Additionally, World Mag's monthly surveys found last month that Rubio has the support of more than 70 percent of evangelical leaders and influencers, and remains their top presidential pick for the seventh month in a row.
When asked, "If the presidential election were today, which declared candidate do you prefer?," 48.8 percent of the respondents named Rubio, while 23.8 percent said he was their "second choice."
"Rubio appeals strongly to evangelicals because of his past and present record on issues like abortion and gay marriage, his commitment to making court appointments that will uphold conservative principles in the future, and his sheer electability," survey participant Karen Swallow Prior, an author and Liberty University professor, was quoted as saying.
Writing for The Week, journalist Michael Brendan Doughtery argues that Rubio's willingness to "let his faith cost him something in politics" is what makes him so popular among Evangelical voters.
"Rubio is the kind of Christian who young Christians believe is truly committed to his faith and who won't embarrass them constantly," he writes. "That is a powerful connection for young voters who mostly sense that their faith is merely (and barely) tolerated in the elite circles of culture that they aspire to influence."
A report from the Miami Herald notes that in Thursday night's televised debate, Rubio seemingly appealed to Evangelical voters during his closing statement, which alluded to Jesus' Sermon on the Mount.

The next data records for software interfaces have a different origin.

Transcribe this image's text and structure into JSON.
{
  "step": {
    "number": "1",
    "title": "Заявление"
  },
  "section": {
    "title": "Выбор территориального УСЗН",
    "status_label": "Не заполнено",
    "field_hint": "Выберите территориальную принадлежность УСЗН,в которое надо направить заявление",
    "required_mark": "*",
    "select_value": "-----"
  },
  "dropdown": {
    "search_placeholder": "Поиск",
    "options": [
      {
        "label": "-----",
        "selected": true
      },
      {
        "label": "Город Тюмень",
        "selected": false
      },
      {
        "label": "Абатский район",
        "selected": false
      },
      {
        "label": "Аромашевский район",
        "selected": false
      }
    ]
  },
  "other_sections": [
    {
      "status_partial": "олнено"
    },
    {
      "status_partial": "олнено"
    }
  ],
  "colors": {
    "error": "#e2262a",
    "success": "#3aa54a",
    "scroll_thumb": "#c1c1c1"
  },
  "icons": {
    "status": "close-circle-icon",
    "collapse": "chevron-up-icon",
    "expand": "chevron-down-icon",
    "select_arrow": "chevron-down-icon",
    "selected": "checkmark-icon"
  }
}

"The Bible commands us to let our light shine on the world," Rubio said. "Caucus for me on Monday night because if I am your nominee, I will unite this party and I will defeat Hillary Clinton, and when I'm president, America's light will shine again."